Adding a social element to fly fishing is easy. The community of fly fishing enthusiasts is quite vast. So if you don’t have any friends who are into the activity, try looking up popular fly fishing locations, and you will likely find many regulars with whom you can befriend and interact.
If you hit it off, you can always hang out at a nearby pub or grab a coffee after. This could result in a semi-regular arrangement where you benefit from engaging in an activity you enjoy with new friends.
We are social creatures. While we sometimes seek our solitude, for many of us, the stress-free company of others, sharing a mutually appealing experience is more of a relaxation than anything.
Yes, fly fishing is mainly addicting for its ability to let you engage in a mental getaway from the rigors of life. But just because you are escaping daily concerns, it is no reason not to view this through a prism of fun and excitement. The thrill of the chase is an element of fly fishing.
You don’t know what or how much you will catch, so a tug on your line is often a thrilling experience as it is not something that is a very regular occurrence in any type of fishing.
Even if the fish ultimately gets away, you have experienced the thrill of trying it and nearly succeeded. You will undoubtedly hook a fish for a ‘win’ one day. Also, this is a lower risk thrill. You are not plummeting to the ground from a plane, nor are you risking life and limb through the thrill of racing cars or motorcycles.
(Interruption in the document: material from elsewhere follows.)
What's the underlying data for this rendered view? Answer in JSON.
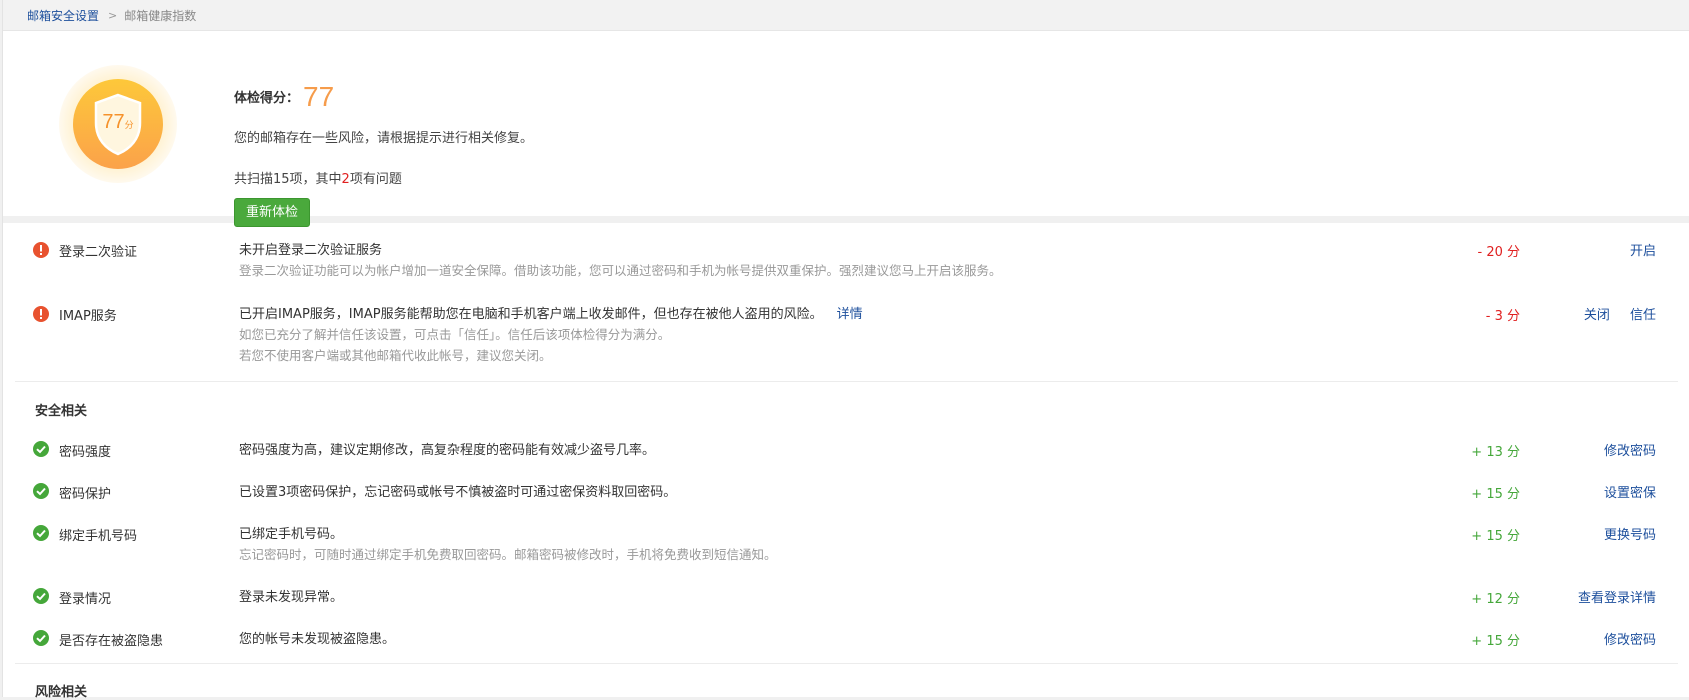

However, you get just enough of an adrenaline boost from the rush of excitement when you have made the catch. That feeling is hard to achieve with so little effort and so much peace.
Competition With Yourself
There is no reason a calming activity cannot engage you in the sense of self-competition. In other words, you engage in a growth mindset. You learn how to get better every time you go fly-fishing, and as you begin to see some success, try to beat your record from before.
Everyone can always improve in their activities, even relaxing ones. As you grow and get better at fly fishing, you will be able to head home feeling satisfied and fulfilled at your new accomplishments. It will also serve as an excellent motivator for your future attempts in this low-key, high satisfaction, and extremely relaxing activity.